Many pastors today say that God is the inspiration behind their drive, platform, vision, and aspirations. But I have this sneaky suspicion that God has birthed none of it. I feel like these big things are something a little more American born and bred, and did not enter this world with Jesus Christ in a manger.

The apostles didn't build media empires or churches with a unique branding to them.  They didn't set themselves up as CEO's.  Rather, quietly labored among others, simply aiming to share the life they had in Christ with whoever would allow it.  In the process they planted churches that were usually very small, and once established, they quickly handed the leadership of those churches over the the people who composed their new venture.

They left very few things for us to remember them by.  We mostly have a collection of stories and the occasional letter from a couple of them.  Largely, their works and names have long been swallowed up by history, as they were relatively unknown by most people in their day, and have remained such even to the present.

The apostles were cautious men that fought against anybody who might make a celebrity out of them.  They refused to be elevated above anybody else, and preferred to serve instead of lead.  They had but one goal, and that was to make the name of Jesus Christ known to those who never knew it before. They had no interest in drawing men unto themselves. They only had an interest in drawing men to Christ.

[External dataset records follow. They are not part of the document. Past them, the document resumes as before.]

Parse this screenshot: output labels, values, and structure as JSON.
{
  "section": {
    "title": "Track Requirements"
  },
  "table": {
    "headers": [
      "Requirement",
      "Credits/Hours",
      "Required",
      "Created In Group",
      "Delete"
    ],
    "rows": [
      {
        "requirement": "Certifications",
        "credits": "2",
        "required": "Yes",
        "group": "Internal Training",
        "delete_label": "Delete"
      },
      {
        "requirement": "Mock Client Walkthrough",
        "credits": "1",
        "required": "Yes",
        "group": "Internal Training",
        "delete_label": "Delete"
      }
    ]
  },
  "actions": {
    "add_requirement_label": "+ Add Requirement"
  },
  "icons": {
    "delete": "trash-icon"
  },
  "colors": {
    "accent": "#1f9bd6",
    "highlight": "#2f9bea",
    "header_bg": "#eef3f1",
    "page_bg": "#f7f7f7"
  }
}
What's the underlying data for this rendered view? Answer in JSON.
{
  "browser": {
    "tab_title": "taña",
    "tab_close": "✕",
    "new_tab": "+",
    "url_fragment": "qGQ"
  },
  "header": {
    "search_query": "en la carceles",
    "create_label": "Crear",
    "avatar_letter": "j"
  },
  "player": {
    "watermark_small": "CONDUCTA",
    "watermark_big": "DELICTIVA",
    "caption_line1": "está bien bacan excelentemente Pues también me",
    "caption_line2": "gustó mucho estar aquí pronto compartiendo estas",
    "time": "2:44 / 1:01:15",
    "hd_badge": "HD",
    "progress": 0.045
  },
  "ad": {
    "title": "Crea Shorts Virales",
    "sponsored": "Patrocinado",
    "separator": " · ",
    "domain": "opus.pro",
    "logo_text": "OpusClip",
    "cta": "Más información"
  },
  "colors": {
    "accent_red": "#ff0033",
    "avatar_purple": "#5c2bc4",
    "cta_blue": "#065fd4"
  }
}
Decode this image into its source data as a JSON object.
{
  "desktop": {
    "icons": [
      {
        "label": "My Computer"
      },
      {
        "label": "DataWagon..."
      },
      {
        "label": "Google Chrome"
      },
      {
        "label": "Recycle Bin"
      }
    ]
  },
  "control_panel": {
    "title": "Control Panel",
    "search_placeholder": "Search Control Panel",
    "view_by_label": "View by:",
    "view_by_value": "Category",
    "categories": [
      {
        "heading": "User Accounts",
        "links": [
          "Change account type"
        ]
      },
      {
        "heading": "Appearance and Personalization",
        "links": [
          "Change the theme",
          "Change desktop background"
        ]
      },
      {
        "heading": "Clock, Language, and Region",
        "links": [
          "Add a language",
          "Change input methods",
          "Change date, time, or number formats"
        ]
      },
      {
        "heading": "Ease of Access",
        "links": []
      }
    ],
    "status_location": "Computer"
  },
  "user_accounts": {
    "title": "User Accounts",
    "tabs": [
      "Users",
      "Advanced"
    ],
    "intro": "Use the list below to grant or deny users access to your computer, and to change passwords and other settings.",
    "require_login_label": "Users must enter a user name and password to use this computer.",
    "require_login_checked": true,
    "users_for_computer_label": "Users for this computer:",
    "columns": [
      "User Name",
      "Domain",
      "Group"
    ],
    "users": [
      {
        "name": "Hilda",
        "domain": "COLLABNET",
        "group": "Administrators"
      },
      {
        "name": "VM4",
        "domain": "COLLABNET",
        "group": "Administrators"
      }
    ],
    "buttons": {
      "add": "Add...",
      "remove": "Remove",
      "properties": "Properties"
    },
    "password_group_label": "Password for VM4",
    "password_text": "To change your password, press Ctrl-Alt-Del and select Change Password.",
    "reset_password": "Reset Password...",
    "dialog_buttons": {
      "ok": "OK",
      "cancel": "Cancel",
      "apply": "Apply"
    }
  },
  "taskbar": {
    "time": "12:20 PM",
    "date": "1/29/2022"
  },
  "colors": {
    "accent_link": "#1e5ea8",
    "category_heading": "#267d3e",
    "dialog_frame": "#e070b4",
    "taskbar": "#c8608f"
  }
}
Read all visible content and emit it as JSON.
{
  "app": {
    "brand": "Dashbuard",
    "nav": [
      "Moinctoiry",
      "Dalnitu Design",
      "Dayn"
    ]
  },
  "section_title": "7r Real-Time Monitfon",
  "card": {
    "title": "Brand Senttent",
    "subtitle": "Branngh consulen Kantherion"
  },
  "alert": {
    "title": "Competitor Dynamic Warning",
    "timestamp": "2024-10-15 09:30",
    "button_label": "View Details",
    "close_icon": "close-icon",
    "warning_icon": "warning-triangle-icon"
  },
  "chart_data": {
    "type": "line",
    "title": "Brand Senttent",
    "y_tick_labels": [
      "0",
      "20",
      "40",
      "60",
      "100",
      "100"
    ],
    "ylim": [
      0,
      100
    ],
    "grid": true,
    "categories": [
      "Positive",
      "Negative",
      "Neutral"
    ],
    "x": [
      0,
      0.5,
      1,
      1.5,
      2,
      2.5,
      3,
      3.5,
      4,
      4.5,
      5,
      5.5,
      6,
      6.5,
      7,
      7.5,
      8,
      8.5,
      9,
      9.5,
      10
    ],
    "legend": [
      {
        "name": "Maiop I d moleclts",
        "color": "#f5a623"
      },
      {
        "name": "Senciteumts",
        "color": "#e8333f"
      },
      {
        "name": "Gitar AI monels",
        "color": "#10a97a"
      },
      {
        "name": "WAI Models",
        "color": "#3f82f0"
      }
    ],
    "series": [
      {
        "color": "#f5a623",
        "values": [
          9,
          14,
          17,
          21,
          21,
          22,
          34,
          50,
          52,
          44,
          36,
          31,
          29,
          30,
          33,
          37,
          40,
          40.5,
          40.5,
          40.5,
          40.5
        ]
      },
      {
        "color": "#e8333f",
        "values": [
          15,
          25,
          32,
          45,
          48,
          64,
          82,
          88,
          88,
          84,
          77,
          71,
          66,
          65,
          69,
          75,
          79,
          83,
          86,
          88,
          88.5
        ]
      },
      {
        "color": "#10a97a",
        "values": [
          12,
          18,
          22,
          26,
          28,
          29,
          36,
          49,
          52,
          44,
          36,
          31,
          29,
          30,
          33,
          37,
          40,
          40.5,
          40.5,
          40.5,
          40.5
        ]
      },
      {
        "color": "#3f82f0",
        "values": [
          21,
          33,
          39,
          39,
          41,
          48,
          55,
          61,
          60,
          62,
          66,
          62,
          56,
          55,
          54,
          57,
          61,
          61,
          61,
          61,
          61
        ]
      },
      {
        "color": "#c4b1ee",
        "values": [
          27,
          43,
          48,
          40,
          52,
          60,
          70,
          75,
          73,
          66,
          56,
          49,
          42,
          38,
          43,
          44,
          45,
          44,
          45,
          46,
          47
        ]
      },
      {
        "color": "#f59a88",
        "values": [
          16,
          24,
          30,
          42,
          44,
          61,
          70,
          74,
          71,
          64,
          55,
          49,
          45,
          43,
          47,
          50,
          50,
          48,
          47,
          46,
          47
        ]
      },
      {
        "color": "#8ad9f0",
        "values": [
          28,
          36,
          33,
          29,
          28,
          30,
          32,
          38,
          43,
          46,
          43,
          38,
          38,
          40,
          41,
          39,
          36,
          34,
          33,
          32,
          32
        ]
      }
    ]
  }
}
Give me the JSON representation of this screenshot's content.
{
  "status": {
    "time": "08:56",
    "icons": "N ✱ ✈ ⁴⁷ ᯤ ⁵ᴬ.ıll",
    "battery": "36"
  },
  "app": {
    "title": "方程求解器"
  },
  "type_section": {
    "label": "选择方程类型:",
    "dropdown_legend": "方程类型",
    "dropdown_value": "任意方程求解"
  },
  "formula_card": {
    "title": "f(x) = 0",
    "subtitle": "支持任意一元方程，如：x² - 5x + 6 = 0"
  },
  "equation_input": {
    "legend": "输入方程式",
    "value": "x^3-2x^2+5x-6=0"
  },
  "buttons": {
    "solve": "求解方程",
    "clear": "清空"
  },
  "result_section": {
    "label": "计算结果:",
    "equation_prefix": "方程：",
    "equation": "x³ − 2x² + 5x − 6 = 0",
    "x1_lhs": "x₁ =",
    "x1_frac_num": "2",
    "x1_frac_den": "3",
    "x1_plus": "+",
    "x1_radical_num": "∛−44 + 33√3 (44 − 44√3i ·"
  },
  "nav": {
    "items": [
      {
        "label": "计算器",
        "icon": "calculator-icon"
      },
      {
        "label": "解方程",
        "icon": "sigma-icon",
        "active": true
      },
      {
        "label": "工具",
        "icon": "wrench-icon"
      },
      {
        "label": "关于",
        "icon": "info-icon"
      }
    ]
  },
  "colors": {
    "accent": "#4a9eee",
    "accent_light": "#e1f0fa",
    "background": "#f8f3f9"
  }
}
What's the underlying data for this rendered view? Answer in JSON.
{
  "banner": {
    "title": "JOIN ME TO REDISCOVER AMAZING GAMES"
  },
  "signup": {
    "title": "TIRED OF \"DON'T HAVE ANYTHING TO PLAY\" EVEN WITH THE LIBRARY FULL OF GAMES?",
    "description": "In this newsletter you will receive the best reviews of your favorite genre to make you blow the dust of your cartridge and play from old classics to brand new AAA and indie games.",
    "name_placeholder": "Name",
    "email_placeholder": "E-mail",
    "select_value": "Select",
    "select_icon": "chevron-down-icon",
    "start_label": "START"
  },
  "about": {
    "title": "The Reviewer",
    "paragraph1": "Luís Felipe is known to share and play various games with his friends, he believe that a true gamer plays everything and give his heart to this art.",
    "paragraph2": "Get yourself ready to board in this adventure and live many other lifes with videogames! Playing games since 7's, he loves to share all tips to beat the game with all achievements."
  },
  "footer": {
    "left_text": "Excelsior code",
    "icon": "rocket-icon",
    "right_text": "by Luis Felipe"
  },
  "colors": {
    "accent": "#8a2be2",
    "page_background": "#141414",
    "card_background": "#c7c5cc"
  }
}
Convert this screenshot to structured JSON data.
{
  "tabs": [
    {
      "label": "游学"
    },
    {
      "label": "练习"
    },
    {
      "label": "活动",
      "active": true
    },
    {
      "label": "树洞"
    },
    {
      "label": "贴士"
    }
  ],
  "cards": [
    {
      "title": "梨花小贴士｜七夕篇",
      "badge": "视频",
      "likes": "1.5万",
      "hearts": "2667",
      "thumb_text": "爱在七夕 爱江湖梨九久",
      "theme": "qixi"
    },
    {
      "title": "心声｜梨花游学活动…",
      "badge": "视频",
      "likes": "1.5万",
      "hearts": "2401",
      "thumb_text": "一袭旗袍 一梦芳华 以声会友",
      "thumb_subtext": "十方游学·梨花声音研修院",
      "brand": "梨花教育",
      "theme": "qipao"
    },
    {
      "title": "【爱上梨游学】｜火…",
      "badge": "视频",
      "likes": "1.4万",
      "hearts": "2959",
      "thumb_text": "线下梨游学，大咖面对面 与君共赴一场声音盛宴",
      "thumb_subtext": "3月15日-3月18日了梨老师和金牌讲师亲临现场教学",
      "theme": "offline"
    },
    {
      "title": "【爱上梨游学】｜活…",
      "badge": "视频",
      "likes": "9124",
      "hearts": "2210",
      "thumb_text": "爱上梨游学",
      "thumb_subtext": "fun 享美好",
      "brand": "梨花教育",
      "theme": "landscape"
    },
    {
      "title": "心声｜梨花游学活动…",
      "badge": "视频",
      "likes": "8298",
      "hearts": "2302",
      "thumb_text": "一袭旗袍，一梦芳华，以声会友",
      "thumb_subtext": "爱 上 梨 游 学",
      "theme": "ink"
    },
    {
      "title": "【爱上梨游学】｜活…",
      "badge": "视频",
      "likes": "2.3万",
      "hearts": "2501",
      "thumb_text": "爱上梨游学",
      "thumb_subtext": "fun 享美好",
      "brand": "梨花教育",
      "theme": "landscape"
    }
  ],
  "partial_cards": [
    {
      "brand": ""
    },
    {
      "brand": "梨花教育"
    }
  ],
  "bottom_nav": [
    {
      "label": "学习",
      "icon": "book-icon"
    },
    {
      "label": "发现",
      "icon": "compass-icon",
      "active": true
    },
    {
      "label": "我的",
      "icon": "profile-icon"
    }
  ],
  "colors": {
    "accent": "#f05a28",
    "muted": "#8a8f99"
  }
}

(Note:  The purpose of this article is not to shine a light on the specific misconduct of pastor Mark Driscoll or bring undo attention to him. Rather, I am writing this article in hopes that I can shine a light on a greater problem I believe I see in the church, and that problem is much greater than one man. It is a problem the church has struggled with for quite some time.)


  1. Good word, Jimmy. I have a friend who once attended a large pastors' conference. They discussed many issues pastors face-- pastor burnout being one of the main ones. Upon returning from the conference, my friend mentioned to me that there was one thing they didn't address: the question of whether or not one pastor overseeing a church is even God's will in the first place.

    1. Too often we are guilty of asking all the wrong questions!

  2. I agree with you about the CEO model. But I think there is a bigger picture that it is contained within. And that is the "local church as a business model." I have a business degree. One thing I noticed a long time ago is that business ($$$) has a very different bottom line then Jesus. Jesus Himself said that you cannot serve both God and Mammon. You are going to love one and despise the other. According to his own words if you love the business bottom line then you hate God. So by bringing the business model in with all of its trappings, including church business meetings and a board patterned not after anything scriptural but after successful businesses, you are also bringing in a conflict of bottom lines that the local church cannot get away from. I see this business model of doing church as a perverted model that does not, indeed cannot, bring about increased godliness in the church members. This model puts an unnecessary barrier between Christ and his church members. That model did not exist in the church that Christ started with his disciples.

    1. I agree with you. While I think that there will always be a business element to the church (money is involved after all), I think we would do well to distance ourselves from business mindsets. Instead of seeing the gospel, ministry, and the church as a product to be marketed and sold, we need to have a change on mindset that looks at the church more of a close family unit. In doing such, the likes of Driscoll would have a very hard time finding a place to flourish.

  3. Stunned that one the one hand you can write this, which rings like pure truth, and on the other, attend a church presided over by one of the handful of people in the world perhaps more rapacious, more selfish, more controlling and more given to pure narcissism and greed than Mr. Driscoll himself. Please, for your own sake, get out.

    1. I recently left Elevation Church and now attend a much smaller church that isn't run by a goofball celebrity. :-)